Indigenous academic leaders from throughout the world will converge at Arizona State University for the American Indian Studies Association “Strengthening and Sustaining Native Nations: Innovative Practices in Indian Country” conference Feb. 8 and 9 at the Memorial Union.

“We really wanted this year to look at the strengths in Indian country and what people are doing. The conference covers a number of areas such as social justice and education, cultural artifacts, identity issues, art and federal recognition,” said Carol Lujan, president of the 14th Annual American Indian Studies Association and American Indian Studies associate professor at ASU. “It’s a good venue in terms of dialogue and connecting with one another as scholars in this field.”

A sampling of some of the sessions includes:

An overview of the newly-funded Tribal Indicators Project at ASU will be discussed during “American Indians & Alaska Natives and the U.S. Census.” Scholars will speak about the project that will gather and extract census data for Arizona’s American Indian population by analyzing trends over time and work on developing partnerships with Arizona tribes for a potential tribal pilot project. The project is a joint ASU effort between the American Indian Policy Institute, the Center for Population Dynamics and American Indian Studies to research and analyze population data for American Indians, presenting a detailed picture of the changing demographics of the American Indian population in Arizona and the United States.

Some of the sessions are intriguing simply from their titles such as “My Heroes Have Always Killed Cowboys.” This presentation is about Comanche warriors who created warrior strategy and a philosophy of traditional peace and war chiefs. Showcased during the presentation are selected biographic vignettes of Comanche warriors from history to modern intellectual warfare within academia.

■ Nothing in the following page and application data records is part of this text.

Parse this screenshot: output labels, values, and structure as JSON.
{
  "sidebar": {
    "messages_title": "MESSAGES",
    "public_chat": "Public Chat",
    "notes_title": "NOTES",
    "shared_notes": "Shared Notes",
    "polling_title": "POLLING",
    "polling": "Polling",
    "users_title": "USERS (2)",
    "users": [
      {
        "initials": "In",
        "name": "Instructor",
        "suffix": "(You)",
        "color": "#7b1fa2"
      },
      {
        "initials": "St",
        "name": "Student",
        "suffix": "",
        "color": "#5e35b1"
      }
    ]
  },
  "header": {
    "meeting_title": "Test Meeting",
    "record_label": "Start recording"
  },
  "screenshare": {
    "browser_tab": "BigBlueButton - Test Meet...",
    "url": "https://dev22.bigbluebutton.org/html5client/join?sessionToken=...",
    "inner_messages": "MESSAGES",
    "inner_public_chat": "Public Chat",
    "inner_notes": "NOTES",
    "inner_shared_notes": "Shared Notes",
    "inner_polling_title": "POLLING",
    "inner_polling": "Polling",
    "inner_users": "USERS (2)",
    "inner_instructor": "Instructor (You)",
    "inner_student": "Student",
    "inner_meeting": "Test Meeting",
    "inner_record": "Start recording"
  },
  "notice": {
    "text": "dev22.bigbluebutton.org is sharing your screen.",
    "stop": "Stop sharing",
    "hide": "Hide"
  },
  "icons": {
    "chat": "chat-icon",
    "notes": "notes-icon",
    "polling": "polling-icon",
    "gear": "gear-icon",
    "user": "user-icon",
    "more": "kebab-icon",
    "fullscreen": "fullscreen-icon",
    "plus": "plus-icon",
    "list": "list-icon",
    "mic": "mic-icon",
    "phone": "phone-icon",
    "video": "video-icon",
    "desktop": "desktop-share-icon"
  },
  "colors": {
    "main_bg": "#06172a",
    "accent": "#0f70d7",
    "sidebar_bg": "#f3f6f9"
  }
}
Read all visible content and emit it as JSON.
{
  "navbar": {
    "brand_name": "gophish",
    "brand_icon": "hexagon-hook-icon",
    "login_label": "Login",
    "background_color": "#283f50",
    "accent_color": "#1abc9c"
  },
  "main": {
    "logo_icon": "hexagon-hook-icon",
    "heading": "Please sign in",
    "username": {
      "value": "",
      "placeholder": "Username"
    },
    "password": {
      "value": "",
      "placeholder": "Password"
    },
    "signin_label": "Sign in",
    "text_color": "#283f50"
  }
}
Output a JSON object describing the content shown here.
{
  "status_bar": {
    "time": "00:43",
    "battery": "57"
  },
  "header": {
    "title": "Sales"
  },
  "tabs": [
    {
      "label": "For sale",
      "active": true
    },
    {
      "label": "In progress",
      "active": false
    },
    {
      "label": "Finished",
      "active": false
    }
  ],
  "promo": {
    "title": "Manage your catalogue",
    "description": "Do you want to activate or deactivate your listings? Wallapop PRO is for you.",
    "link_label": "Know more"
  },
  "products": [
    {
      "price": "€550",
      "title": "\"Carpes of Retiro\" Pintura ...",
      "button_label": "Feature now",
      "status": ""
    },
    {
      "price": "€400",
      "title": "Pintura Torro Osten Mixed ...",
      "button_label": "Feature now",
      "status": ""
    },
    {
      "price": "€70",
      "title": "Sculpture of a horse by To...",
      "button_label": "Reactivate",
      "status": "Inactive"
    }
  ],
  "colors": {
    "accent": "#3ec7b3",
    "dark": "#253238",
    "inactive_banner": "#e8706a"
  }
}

Music is explored in “Native American Musical Performance in Southern California: A Forum for the Multi-Faceted Exploration of Identity and Meaning.” This session is about singers who perform song cycles in performances that may last from dusk to dawn. Each song cycle consists of 200 to 300 memorized songs that also are oral histories. A talk at the conference will examine early 20th century accounts and the way song cycles were once performed while demonstrating the relationship between the art of singing and narrating a story.

“Integration of Housing and Behavioral Health Innovation” will feature Native American Connections in Phoenix and its commitment to providing affordable and supportive housing for Native Americans in Arizona. Properties are designed that offer cultural settings and supportive services for those receiving behavioral health services.

Members of the first cohort of the American Indian Studies master’s class at ASU will also present their views on “Land and Self Determination” at the conference. Additional sessions include: Strengthening and Sustaining Native Health; Bridging the Digital Divide in Indian Country; Indigenous Nation Building in Higher Education; and Ciphering the Images of Indian Women in Popular Culture.

For additional information about the conference and the registration fee, contact Elizabeth Martos at (480) 965-3634 Elizabeth.Martos@asu.edu.